+++ GIVEN DATA +++

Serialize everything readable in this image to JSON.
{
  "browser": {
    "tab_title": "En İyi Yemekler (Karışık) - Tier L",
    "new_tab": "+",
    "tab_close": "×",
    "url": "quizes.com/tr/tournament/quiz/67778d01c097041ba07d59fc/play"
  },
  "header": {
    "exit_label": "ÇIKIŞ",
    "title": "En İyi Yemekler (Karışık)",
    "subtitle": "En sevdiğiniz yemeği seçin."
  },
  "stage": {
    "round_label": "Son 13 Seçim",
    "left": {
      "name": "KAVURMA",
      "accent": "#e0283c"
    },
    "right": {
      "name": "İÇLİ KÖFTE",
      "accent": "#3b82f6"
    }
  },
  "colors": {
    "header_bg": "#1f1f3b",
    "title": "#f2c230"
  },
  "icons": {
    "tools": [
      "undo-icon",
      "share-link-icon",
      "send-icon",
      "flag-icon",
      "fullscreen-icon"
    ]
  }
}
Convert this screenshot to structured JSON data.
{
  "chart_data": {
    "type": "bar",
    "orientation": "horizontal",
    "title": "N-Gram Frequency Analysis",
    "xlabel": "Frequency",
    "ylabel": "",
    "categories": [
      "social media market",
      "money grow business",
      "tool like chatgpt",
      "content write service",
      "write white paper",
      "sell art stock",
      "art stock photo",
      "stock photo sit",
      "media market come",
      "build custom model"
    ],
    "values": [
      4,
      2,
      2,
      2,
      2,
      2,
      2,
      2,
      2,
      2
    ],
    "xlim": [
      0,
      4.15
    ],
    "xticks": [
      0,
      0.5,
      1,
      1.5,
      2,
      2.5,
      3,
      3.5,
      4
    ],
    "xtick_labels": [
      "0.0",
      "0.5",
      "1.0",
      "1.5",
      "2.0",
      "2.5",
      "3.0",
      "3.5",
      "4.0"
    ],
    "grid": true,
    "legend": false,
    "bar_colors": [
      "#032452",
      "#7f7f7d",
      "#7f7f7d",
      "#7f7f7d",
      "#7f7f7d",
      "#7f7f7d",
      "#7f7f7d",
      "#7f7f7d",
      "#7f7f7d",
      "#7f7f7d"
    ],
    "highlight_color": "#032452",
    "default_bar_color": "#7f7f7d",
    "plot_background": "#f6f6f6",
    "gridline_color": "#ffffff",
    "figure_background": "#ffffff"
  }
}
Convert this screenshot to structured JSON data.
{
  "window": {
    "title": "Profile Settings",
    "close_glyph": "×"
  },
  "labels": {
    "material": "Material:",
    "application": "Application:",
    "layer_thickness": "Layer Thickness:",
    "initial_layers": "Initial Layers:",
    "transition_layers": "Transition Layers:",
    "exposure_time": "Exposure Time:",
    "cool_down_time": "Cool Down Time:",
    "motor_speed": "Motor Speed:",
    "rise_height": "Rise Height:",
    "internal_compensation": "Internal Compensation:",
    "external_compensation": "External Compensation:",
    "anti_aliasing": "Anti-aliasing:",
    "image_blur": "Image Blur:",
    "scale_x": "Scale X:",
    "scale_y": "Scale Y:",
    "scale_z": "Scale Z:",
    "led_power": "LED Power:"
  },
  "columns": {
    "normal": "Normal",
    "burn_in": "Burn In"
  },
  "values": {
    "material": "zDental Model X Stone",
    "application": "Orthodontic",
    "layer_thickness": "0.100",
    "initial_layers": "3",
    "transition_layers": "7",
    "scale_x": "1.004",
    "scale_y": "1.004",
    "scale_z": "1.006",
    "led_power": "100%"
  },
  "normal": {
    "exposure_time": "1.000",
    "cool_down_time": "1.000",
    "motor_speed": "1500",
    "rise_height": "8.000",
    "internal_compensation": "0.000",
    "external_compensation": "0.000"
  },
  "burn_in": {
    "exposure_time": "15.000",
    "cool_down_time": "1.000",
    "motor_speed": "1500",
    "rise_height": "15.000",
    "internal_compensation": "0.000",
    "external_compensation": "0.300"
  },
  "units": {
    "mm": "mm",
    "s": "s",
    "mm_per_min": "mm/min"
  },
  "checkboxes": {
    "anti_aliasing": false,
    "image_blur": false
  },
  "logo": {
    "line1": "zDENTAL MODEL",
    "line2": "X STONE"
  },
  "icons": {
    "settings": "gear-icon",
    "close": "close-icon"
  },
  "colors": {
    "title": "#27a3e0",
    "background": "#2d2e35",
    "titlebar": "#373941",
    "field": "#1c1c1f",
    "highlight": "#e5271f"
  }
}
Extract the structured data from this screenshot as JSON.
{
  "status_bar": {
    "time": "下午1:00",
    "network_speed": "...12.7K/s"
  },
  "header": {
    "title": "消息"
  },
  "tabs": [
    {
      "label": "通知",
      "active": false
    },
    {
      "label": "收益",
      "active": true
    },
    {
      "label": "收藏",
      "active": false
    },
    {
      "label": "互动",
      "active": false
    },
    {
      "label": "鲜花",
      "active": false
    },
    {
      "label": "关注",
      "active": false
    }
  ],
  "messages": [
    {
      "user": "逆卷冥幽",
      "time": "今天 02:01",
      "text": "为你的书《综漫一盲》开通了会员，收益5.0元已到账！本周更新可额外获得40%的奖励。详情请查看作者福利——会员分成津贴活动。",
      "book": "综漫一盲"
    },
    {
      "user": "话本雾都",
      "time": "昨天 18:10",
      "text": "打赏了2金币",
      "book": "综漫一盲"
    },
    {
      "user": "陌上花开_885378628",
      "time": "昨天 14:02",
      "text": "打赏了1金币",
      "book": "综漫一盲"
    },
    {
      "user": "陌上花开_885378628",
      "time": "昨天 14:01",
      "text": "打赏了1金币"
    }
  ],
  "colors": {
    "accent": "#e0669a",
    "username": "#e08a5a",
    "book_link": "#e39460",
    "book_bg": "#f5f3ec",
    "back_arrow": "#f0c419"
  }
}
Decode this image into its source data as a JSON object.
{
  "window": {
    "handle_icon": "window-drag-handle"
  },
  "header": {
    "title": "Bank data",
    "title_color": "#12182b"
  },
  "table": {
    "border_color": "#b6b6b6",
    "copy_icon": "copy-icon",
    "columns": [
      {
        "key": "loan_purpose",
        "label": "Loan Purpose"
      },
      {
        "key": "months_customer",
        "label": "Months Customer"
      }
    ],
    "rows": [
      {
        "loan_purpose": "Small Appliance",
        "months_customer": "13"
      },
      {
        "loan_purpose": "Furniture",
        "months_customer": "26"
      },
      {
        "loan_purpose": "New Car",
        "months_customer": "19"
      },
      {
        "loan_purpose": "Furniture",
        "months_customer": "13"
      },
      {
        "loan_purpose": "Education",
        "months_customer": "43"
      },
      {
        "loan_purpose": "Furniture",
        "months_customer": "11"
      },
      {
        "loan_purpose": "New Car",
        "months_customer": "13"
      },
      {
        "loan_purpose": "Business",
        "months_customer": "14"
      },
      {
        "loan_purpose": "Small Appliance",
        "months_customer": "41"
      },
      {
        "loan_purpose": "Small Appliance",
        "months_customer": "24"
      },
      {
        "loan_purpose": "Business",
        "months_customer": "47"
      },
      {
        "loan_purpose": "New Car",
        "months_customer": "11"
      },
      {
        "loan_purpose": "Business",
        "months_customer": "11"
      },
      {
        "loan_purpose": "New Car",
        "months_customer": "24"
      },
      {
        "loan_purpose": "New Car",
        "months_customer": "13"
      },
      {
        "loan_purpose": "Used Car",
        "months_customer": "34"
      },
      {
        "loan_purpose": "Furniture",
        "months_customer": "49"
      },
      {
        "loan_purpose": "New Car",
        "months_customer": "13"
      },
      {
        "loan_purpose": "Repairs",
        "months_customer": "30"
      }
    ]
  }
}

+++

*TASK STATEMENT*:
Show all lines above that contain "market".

*RESULT OF THIS EXERCISE*:
      "social media market",
      "media market come",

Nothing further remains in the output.